Items from an interface collection:
========
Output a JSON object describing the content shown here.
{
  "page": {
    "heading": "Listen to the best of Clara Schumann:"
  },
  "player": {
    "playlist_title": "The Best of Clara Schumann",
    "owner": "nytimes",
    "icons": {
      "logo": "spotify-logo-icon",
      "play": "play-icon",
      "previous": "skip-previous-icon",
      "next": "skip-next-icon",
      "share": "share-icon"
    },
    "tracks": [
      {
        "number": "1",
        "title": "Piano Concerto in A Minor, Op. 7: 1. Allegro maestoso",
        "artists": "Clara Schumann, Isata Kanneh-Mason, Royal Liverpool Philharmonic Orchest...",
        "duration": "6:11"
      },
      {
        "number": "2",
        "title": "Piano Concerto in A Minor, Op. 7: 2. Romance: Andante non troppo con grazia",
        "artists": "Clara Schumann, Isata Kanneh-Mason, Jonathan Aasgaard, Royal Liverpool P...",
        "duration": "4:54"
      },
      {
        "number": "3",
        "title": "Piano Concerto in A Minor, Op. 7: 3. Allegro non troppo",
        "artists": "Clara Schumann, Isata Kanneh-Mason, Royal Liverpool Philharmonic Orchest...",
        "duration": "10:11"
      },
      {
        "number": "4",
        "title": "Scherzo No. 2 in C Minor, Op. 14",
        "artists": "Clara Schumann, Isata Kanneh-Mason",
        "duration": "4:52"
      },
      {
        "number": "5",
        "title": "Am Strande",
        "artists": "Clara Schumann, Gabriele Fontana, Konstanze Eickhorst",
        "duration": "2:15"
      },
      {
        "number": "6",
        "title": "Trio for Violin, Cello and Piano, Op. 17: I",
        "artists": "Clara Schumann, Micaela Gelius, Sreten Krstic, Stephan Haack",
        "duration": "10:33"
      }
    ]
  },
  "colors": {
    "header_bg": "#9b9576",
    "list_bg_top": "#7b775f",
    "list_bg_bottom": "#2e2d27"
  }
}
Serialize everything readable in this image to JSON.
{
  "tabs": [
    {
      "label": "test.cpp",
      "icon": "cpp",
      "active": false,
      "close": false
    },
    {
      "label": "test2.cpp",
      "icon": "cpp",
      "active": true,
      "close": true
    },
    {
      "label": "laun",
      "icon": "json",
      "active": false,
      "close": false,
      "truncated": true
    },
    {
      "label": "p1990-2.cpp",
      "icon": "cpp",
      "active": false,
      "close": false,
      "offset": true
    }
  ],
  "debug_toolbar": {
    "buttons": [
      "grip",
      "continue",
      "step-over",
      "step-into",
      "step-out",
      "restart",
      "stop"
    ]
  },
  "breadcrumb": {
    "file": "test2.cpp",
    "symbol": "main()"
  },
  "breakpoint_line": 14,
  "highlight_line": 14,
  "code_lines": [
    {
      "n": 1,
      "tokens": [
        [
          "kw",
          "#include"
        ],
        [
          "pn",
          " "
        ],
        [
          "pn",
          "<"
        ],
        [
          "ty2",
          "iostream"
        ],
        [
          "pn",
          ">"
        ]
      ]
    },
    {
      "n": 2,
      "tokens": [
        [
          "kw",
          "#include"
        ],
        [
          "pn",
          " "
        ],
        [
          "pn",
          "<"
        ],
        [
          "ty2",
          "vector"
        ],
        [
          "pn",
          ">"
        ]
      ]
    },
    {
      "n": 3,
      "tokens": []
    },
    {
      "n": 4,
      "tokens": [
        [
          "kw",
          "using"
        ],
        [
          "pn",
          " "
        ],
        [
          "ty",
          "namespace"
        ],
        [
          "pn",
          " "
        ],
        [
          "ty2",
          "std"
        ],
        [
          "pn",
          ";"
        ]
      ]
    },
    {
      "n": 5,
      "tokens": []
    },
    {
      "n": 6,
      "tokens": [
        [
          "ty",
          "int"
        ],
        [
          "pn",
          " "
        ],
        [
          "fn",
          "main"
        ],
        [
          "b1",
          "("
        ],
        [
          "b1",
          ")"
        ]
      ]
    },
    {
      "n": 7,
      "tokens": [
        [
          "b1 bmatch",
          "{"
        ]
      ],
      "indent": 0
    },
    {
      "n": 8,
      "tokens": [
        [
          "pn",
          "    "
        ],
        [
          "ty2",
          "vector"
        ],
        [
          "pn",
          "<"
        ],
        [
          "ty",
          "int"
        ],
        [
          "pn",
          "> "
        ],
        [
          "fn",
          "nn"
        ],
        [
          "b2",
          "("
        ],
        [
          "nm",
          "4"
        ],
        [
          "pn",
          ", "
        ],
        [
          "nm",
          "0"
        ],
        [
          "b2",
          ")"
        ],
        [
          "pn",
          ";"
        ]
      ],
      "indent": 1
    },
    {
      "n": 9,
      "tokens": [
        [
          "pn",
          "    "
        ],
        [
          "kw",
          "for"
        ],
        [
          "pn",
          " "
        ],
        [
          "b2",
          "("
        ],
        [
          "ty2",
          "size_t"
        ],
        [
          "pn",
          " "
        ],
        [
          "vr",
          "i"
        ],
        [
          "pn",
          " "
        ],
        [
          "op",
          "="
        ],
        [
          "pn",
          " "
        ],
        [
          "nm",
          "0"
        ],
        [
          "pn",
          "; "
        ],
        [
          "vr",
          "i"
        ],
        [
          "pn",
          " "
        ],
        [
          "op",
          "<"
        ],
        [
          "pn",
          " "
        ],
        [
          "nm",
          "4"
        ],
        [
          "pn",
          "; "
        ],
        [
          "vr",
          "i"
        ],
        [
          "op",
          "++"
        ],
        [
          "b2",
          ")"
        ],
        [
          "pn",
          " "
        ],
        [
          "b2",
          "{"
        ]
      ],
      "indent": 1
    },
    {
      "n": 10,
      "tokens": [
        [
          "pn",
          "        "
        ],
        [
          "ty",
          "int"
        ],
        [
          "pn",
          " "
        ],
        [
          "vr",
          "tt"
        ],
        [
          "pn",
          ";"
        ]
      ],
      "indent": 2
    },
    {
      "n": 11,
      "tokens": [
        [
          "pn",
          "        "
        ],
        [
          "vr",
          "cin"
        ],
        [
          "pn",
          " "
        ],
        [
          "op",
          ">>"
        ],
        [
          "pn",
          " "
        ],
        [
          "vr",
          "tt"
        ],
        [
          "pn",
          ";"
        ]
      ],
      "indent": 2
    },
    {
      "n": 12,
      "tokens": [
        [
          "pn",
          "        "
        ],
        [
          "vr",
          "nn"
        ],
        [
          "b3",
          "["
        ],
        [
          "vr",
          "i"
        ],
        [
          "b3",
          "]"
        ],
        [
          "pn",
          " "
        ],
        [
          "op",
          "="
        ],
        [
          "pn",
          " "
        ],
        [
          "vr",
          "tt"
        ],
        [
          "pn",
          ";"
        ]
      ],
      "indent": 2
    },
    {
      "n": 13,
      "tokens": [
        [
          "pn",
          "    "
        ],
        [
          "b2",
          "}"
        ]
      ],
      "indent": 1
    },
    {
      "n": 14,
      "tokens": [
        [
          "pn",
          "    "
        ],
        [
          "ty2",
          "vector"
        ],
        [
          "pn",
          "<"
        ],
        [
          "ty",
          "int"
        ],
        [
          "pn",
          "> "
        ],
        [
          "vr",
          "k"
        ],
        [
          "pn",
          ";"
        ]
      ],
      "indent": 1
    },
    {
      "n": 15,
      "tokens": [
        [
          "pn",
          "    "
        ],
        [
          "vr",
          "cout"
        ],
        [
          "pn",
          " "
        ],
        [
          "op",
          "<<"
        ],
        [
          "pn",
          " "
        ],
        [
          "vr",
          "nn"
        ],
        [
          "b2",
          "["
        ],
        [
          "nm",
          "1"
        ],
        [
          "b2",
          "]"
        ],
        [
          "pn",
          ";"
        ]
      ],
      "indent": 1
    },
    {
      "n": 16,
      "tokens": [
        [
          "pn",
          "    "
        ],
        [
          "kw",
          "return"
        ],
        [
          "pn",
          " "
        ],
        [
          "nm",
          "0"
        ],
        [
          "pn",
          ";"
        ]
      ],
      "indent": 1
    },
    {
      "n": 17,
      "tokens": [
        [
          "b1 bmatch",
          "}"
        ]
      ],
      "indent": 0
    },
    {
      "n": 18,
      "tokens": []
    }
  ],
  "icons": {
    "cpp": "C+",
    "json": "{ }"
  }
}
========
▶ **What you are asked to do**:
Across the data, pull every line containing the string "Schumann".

▶ **Answer to this task**:
    "heading": "Listen to the best of Clara Schumann:"
    "playlist_title": "The Best of Clara Schumann",
        "artists": "Clara Schumann, Isata Kanneh-Mason, Royal Liverpool Philharmonic Orchest...",
        "artists": "Clara Schumann, Isata Kanneh-Mason, Jonathan Aasgaard, Royal Liverpool P...",
        "artists": "Clara Schumann, Isata Kanneh-Mason, Royal Liverpool Philharmonic Orchest...",
        "artists": "Clara Schumann, Isata Kanneh-Mason",
        "artists": "Clara Schumann, Gabriele Fontana, Konstanze Eickhorst",
        "artists": "Clara Schumann, Micaela Gelius, Sreten Krstic, Stephan Haack",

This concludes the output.